Rather than play with Steed’s iconic, bowler-hatted Edwardian English gentleman image, Frette opted for a kabuki and kimono wardrobe for his hero. The kabuki make-up was both poorly conceived and poorly executed, the latter compounding the former. For most of the play St. John-Smythe went around with a vaguely powdery face, and whatever the unclear intention, it only appeared unprofessional and served to distract. The play’s limited wit was more targeted at foibles of modern life, like cell phones going off in theatres, than at the broad, implied target of Sixties cult TV.
Still, a few things did work. Deaver has an excellent voice which was put to good use when Lovegrove went undercover at a nightclub, and the choreography was fairly impressive. In addition to a well-executed tango sequence, all of the fights were staged with a mixture of ballet, modern dance and occasional martial arts moves. Some of the performers were quite adept at this, and pulled off dangerous-looking flips and leaps. These fights were entertaining at first, but soon outstayed their welcome, some lasting for what seemed as long as ten minutes.
An early scene in which St. John-Smythe and Lovegrove trade rapid verbal barbs while competing in various, increasingly silly games successfully recalled the Steed/Peel banter (at least until Deaver broke a cup–and broke character). The real highlight of the play, though, was actor Joe Seely as Birdie, the crippled aid to a scene-stealing, Mother-like male spy boss named Auntie... who happens to be a puppet, controlled by Seely. Auntie and Birdie were one of the few touches that really did manage to fully capture the unique quirkiness of The Avengers. Seely not only managed the best British accent in the play, but pulled off some impressive bits of physical comedy when his handicapped character gained the shaky ability to walk.
Unfortunately, even this enjoyable performance is not enough to recommend "The Defenders," I’m afraid. If it ever comes to your area (I think it’s due in San Francisco next), you’re better off saving your money and your time. "The Defenders" fails both as a piece of theater and as a spy send-up.

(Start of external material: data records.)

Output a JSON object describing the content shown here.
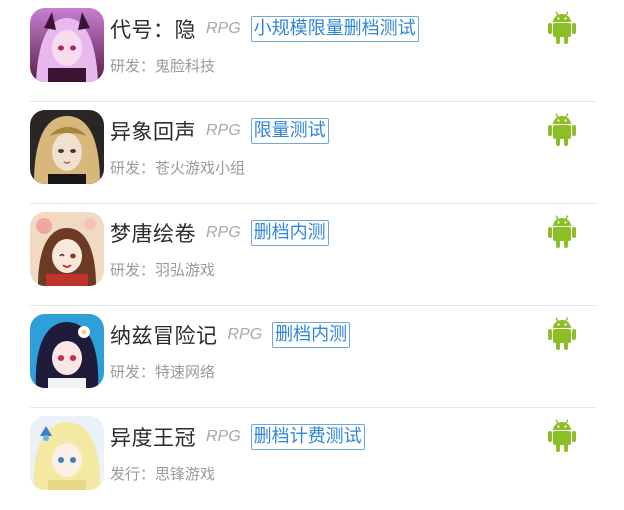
{
  "games": [
    {
      "name": "代号：隐",
      "genre": "RPG",
      "test_type": "小规模限量删档测试",
      "meta": "研发：鬼脸科技",
      "platform_icon": "android-icon",
      "icon_colors": [
        "#5a1f4a",
        "#c77fd0"
      ]
    },
    {
      "name": "异象回声",
      "genre": "RPG",
      "test_type": "限量测试",
      "meta": "研发：苍火游戏小组",
      "platform_icon": "android-icon",
      "icon_colors": [
        "#2a2626",
        "#d9b77a"
      ]
    },
    {
      "name": "梦唐绘卷",
      "genre": "RPG",
      "test_type": "删档内测",
      "meta": "研发：羽弘游戏",
      "platform_icon": "android-icon",
      "icon_colors": [
        "#f2d9c4",
        "#c0342b"
      ]
    },
    {
      "name": "纳兹冒险记",
      "genre": "RPG",
      "test_type": "删档内测",
      "meta": "研发：特速网络",
      "platform_icon": "android-icon",
      "icon_colors": [
        "#2e9fd8",
        "#1e1c3a"
      ]
    },
    {
      "name": "异度王冠",
      "genre": "RPG",
      "test_type": "删档计费测试",
      "meta": "发行：思锋游戏",
      "platform_icon": "android-icon",
      "icon_colors": [
        "#f3e9a3",
        "#3c7fbf"
      ]
    }
  ],
  "colors": {
    "android_green": "#8cbf26",
    "badge_blue": "#2f86d6",
    "title": "#2b2b2b",
    "secondary": "#9a9a9a"
  }
}
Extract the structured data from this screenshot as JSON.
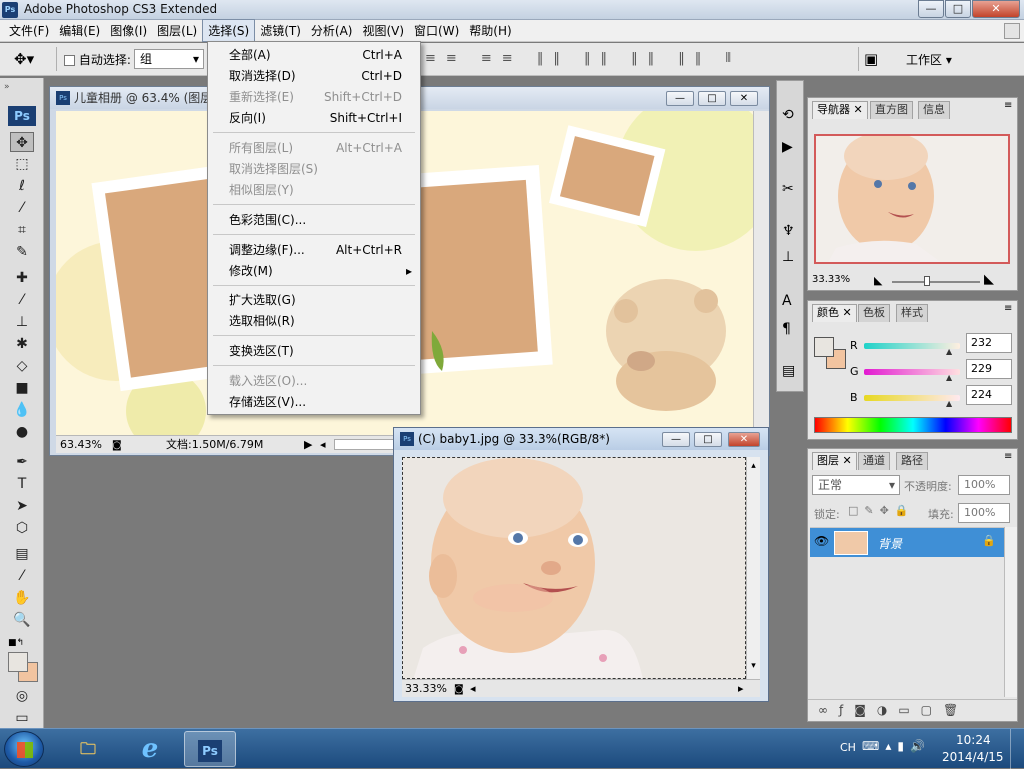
{
  "app": {
    "title": "Adobe Photoshop CS3 Extended",
    "logo": "Ps"
  },
  "window_controls": {
    "minimize": "—",
    "maximize": "□",
    "close": "✕"
  },
  "menubar": [
    {
      "label": "文件(F)"
    },
    {
      "label": "编辑(E)"
    },
    {
      "label": "图像(I)"
    },
    {
      "label": "图层(L)"
    },
    {
      "label": "选择(S)"
    },
    {
      "label": "滤镜(T)"
    },
    {
      "label": "分析(A)"
    },
    {
      "label": "视图(V)"
    },
    {
      "label": "窗口(W)"
    },
    {
      "label": "帮助(H)"
    }
  ],
  "options_bar": {
    "auto_select_label": "自动选择:",
    "auto_select_value": "组",
    "workspace_label": "工作区"
  },
  "select_menu": {
    "items": [
      {
        "label": "全部(A)",
        "shortcut": "Ctrl+A",
        "enabled": true
      },
      {
        "label": "取消选择(D)",
        "shortcut": "Ctrl+D",
        "enabled": true
      },
      {
        "label": "重新选择(E)",
        "shortcut": "Shift+Ctrl+D",
        "enabled": false
      },
      {
        "label": "反向(I)",
        "shortcut": "Shift+Ctrl+I",
        "enabled": true
      },
      {
        "label": "所有图层(L)",
        "shortcut": "Alt+Ctrl+A",
        "enabled": false
      },
      {
        "label": "取消选择图层(S)",
        "shortcut": "",
        "enabled": false
      },
      {
        "label": "相似图层(Y)",
        "shortcut": "",
        "enabled": false
      },
      {
        "label": "色彩范围(C)...",
        "shortcut": "",
        "enabled": true
      },
      {
        "label": "调整边缘(F)...",
        "shortcut": "Alt+Ctrl+R",
        "enabled": true
      },
      {
        "label": "修改(M)",
        "shortcut": "▸",
        "enabled": true
      },
      {
        "label": "扩大选取(G)",
        "shortcut": "",
        "enabled": true
      },
      {
        "label": "选取相似(R)",
        "shortcut": "",
        "enabled": true
      },
      {
        "label": "变换选区(T)",
        "shortcut": "",
        "enabled": true
      },
      {
        "label": "载入选区(O)...",
        "shortcut": "",
        "enabled": false
      },
      {
        "label": "存储选区(V)...",
        "shortcut": "",
        "enabled": true
      }
    ]
  },
  "doc1": {
    "title": "儿童相册 @ 63.4% (图层",
    "zoom": "63.43%",
    "docsize": "文档:1.50M/6.79M"
  },
  "doc2": {
    "title": "(C) baby1.jpg @ 33.3%(RGB/8*)",
    "zoom": "33.33%"
  },
  "navigator": {
    "tabs": [
      "导航器",
      "直方图",
      "信息"
    ],
    "zoom": "33.33%"
  },
  "color_panel": {
    "tabs": [
      "颜色",
      "色板",
      "样式"
    ],
    "channels": [
      {
        "name": "R",
        "value": "232"
      },
      {
        "name": "G",
        "value": "229"
      },
      {
        "name": "B",
        "value": "224"
      }
    ]
  },
  "layers_panel": {
    "tabs": [
      "图层",
      "通道",
      "路径"
    ],
    "blend_mode": "正常",
    "opacity_label": "不透明度:",
    "opacity": "100%",
    "lock_label": "锁定:",
    "fill_label": "填充:",
    "fill": "100%",
    "layer_name": "背景"
  },
  "taskbar": {
    "lang": "CH",
    "time": "10:24",
    "date": "2014/4/15"
  },
  "colors": {
    "accent_highlight": "#3f8fd6",
    "close_red": "#c2432b",
    "ps_blue": "#1b3f73"
  }
}
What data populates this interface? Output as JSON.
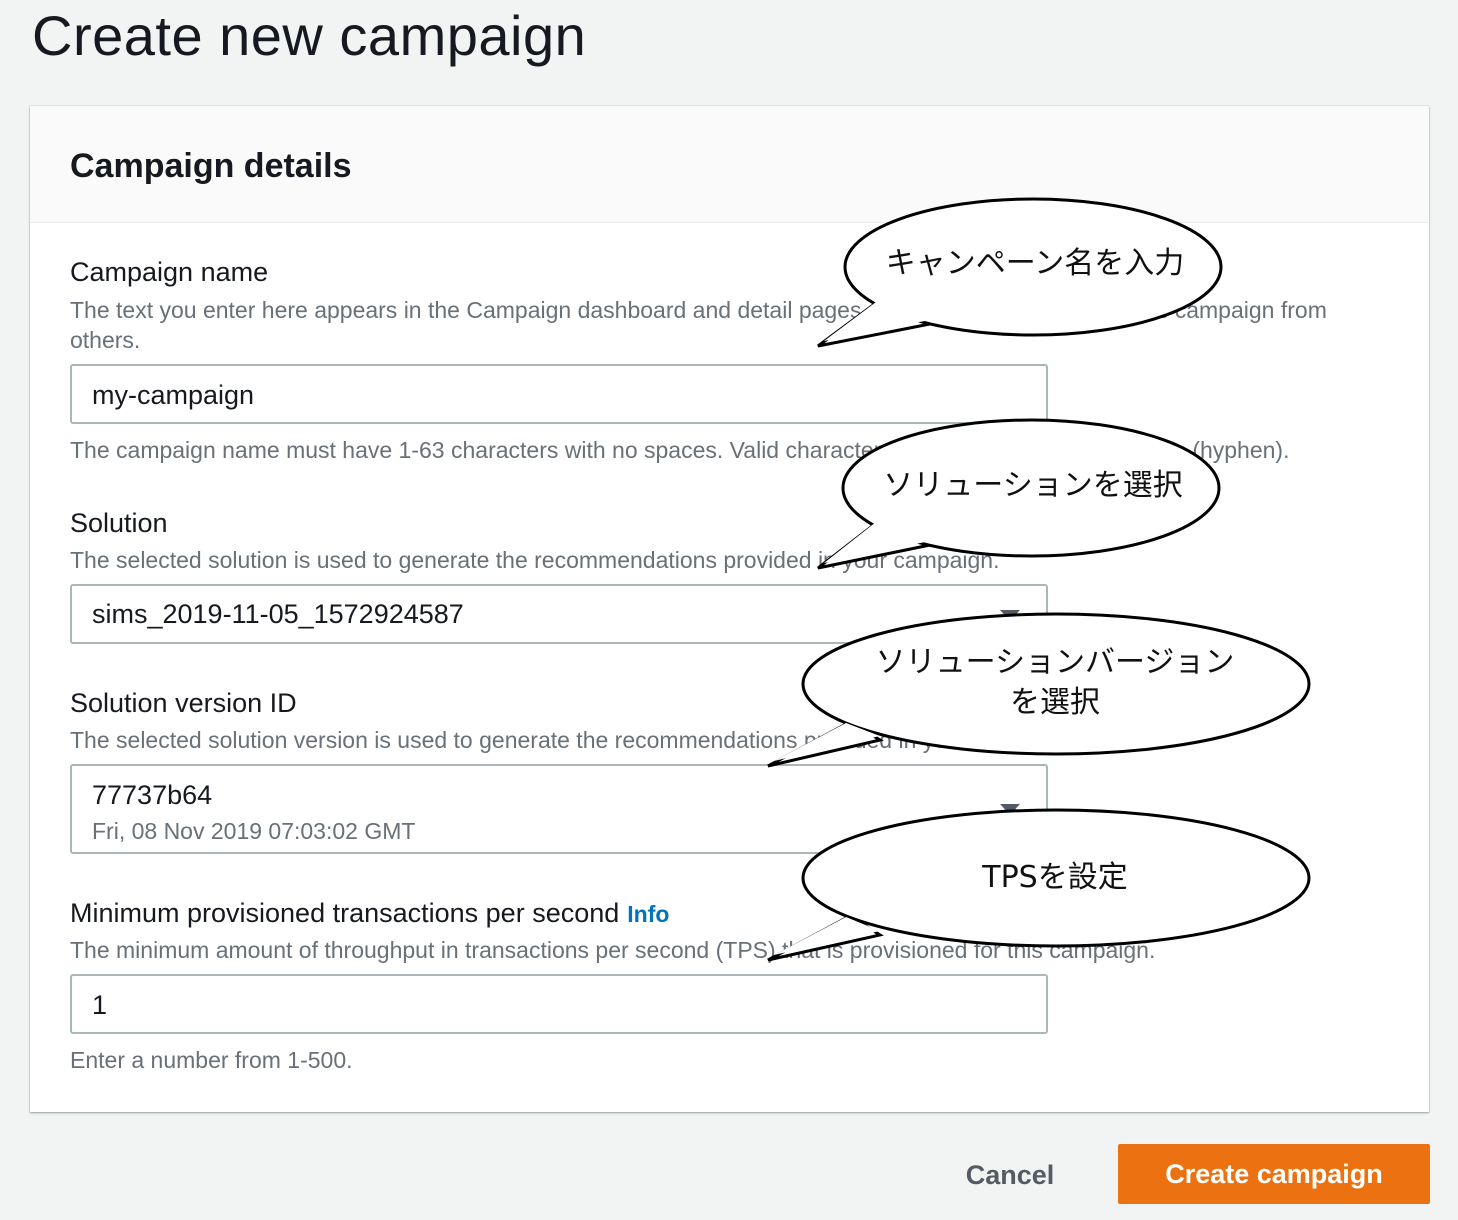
{
  "page": {
    "title": "Create new campaign"
  },
  "panel": {
    "title": "Campaign details"
  },
  "fields": {
    "campaign_name": {
      "label": "Campaign name",
      "description": "The text you enter here appears in the Campaign dashboard and detail pages and helps you distinguish this campaign from others.",
      "value": "my-campaign",
      "constraint": "The campaign name must have 1-63 characters with no spaces. Valid characters: a-z, A-Z, 0-9, and _ . @ % - (hyphen)."
    },
    "solution": {
      "label": "Solution",
      "description": "The selected solution is used to generate the recommendations provided in your campaign.",
      "selected": "sims_2019-11-05_1572924587"
    },
    "solution_version": {
      "label": "Solution version ID",
      "description": "The selected solution version is used to generate the recommendations provided in your campaign.",
      "selected": "77737b64",
      "selected_sub": "Fri, 08 Nov 2019 07:03:02 GMT"
    },
    "min_tps": {
      "label": "Minimum provisioned transactions per second",
      "info_link": "Info",
      "description": "The minimum amount of throughput in transactions per second (TPS) that is provisioned for this campaign.",
      "value": "1",
      "constraint": "Enter a number from 1-500."
    }
  },
  "actions": {
    "cancel_label": "Cancel",
    "create_label": "Create campaign"
  },
  "callouts": {
    "c1": "キャンペーン名を入力",
    "c2": "ソリューションを選択",
    "c3": "ソリューションバージョン\nを選択",
    "c4": "TPSを設定"
  },
  "colors": {
    "primary_button": "#ec7211",
    "link": "#0073bb",
    "background": "#f2f3f3"
  }
}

A Zoo District Production, reviewed at "[Inside] the Ford" Theater in Los Angeles on March 23, 2007